**WHAT YOU HAVE TO DO**
Produce a faithful copy of every record below, without the pictures.

**AVAILABLE DATA**
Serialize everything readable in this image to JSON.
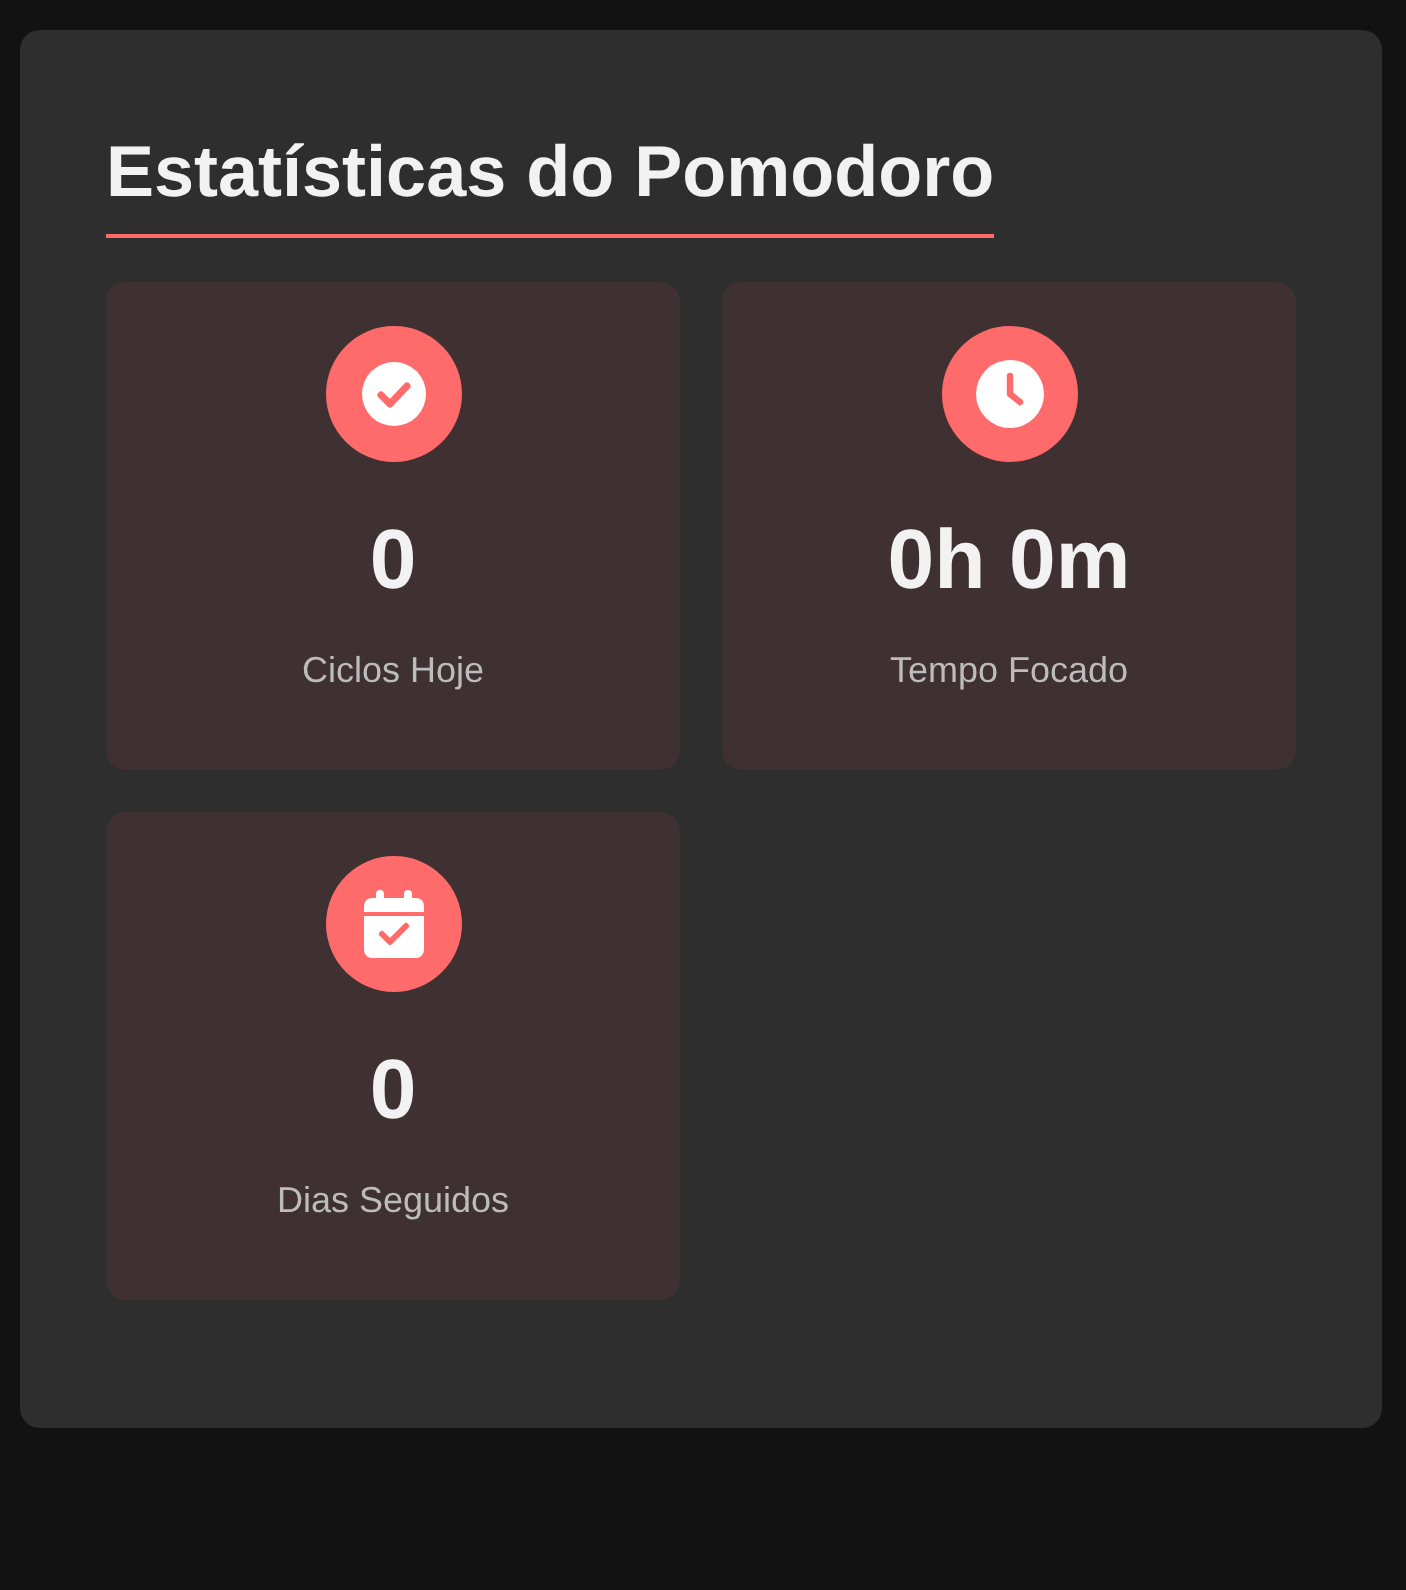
{
  "title": "Estatísticas do Pomodoro",
  "stats": [
    {
      "kind": "check",
      "value": "0",
      "label": "Ciclos Hoje"
    },
    {
      "kind": "clock",
      "value": "0h 0m",
      "label": "Tempo Focado"
    },
    {
      "kind": "calendar",
      "value": "0",
      "label": "Dias Seguidos"
    }
  ]
}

**EXERCISE RESULT**
Serialize everything readable in this image to JSON.
{
  "title": "Estatísticas do Pomodoro",
  "stats": [
    {
      "kind": "check",
      "value": "0",
      "label": "Ciclos Hoje"
    },
    {
      "kind": "clock",
      "value": "0h 0m",
      "label": "Tempo Focado"
    },
    {
      "kind": "calendar",
      "value": "0",
      "label": "Dias Seguidos"
    }
  ]
}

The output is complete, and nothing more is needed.